Work task: All lines holding the word "JSON" are to be copied from the records beneath.

───── Data for this task

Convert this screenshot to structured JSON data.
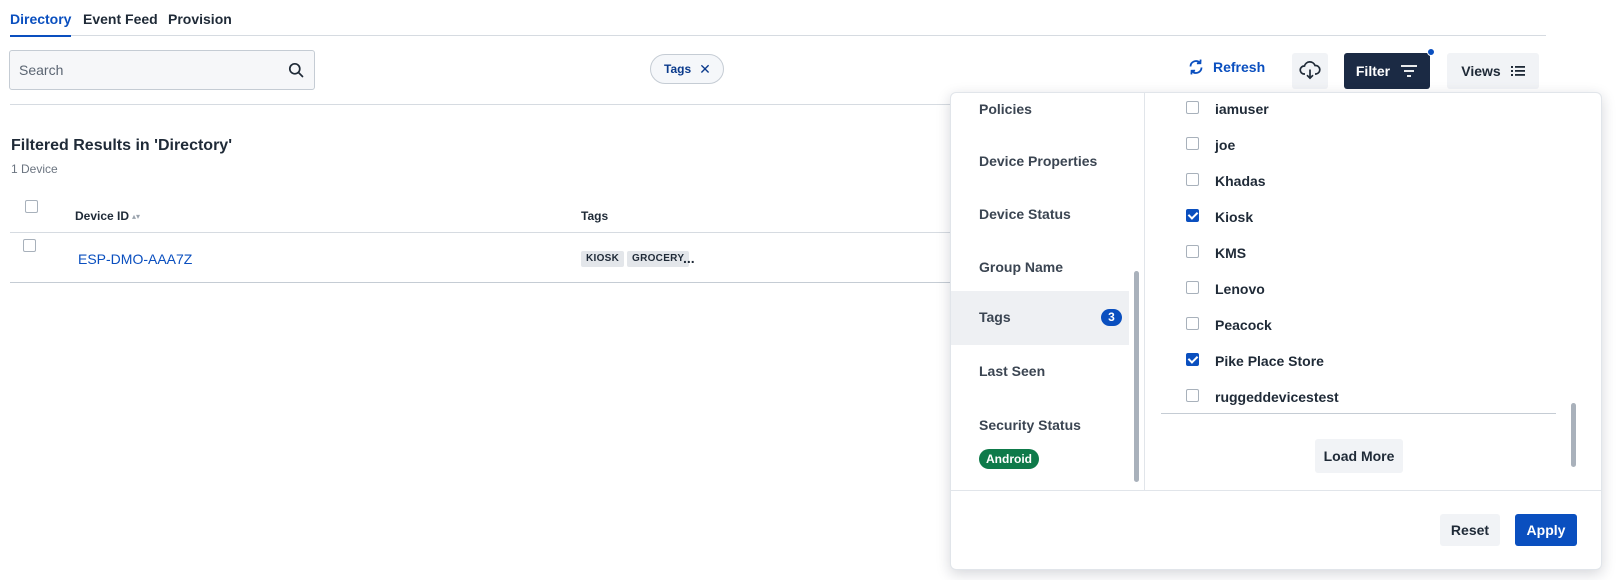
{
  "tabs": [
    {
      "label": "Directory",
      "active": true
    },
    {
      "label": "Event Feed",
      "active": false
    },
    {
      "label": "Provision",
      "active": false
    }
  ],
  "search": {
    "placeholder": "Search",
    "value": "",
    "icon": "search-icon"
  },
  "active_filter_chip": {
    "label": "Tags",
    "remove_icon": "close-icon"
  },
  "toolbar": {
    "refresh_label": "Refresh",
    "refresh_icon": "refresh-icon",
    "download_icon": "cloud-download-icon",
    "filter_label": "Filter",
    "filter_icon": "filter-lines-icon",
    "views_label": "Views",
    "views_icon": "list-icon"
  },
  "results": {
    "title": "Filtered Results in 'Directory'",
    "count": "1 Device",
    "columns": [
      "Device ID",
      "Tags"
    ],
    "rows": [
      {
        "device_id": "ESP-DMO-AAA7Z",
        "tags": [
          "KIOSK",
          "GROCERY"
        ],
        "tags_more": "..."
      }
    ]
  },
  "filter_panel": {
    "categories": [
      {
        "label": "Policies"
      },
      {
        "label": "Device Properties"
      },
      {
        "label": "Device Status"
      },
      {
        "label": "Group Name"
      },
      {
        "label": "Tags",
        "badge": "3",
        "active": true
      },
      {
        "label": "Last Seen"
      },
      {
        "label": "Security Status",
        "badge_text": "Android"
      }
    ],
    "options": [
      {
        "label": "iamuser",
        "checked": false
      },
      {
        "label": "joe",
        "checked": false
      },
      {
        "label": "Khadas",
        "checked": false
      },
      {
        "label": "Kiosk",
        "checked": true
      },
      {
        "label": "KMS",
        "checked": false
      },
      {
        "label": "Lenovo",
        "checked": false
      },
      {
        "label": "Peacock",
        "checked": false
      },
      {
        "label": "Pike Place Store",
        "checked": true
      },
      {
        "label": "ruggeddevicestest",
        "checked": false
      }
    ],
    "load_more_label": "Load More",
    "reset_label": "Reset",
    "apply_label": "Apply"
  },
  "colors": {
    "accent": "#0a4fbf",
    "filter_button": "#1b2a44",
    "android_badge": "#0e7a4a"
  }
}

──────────
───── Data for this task

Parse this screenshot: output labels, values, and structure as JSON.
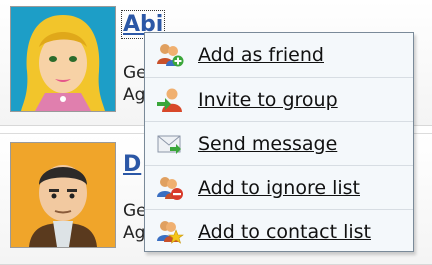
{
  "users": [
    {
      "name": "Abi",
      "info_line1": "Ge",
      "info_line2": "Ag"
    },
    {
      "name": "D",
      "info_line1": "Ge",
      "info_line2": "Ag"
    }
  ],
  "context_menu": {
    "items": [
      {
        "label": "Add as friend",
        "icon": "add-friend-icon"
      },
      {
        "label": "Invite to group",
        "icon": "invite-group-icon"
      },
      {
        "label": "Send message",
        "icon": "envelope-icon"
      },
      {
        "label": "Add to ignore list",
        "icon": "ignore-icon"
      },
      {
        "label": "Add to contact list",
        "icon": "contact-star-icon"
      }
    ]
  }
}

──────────

Output for this task:
Convert this screenshot to structured JSON data.
Parse this screenshot: output labels, values, and structure as JSON.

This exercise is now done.